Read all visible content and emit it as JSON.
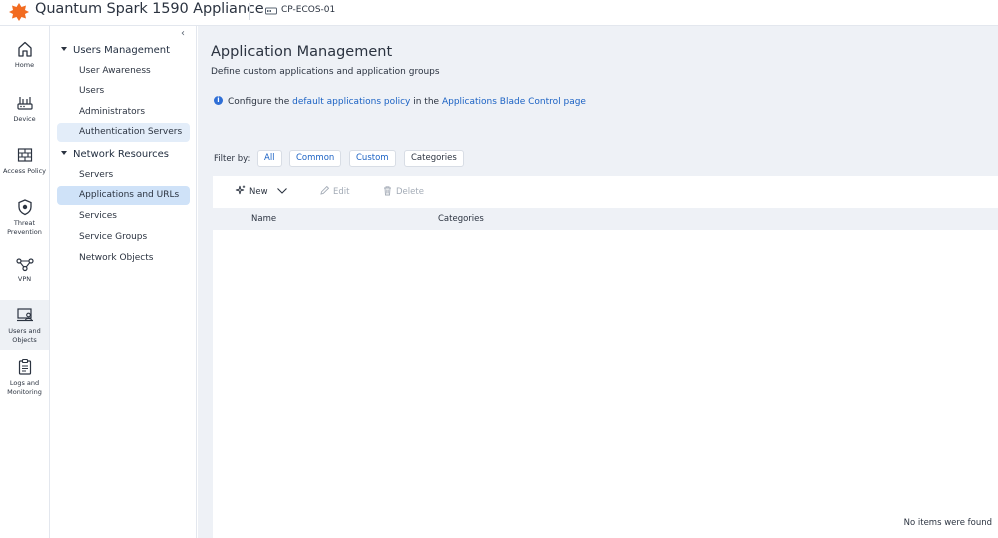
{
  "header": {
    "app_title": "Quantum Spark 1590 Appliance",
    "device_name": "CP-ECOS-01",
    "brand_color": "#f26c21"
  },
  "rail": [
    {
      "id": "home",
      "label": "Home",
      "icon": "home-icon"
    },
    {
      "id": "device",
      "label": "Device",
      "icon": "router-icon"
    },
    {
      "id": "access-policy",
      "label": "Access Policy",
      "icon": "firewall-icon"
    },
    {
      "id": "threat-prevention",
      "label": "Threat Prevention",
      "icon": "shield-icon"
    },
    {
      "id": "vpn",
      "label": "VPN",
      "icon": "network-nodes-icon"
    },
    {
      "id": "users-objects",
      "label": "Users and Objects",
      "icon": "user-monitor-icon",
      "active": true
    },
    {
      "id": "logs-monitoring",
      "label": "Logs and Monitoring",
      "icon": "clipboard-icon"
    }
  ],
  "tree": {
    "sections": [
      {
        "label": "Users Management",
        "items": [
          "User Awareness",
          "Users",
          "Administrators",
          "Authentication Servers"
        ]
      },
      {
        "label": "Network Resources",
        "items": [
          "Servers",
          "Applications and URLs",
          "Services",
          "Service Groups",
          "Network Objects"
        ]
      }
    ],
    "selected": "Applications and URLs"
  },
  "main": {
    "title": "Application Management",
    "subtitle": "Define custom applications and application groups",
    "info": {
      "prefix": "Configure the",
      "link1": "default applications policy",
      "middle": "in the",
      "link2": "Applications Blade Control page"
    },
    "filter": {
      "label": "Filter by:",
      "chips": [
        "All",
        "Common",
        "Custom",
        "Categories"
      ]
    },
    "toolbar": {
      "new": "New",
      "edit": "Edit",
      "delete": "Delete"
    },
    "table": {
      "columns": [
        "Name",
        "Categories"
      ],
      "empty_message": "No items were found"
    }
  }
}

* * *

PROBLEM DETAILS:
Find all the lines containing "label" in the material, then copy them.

SOLUTION:
      "label": "Home",
      "label": "Device",
      "label": "Access Policy",
      "label": "Threat Prevention",
      "label": "VPN",
      "label": "Users and Objects",
      "label": "Logs and Monitoring",
        "label": "Users Management",
        "label": "Network Resources",
      "label": "Filter by:",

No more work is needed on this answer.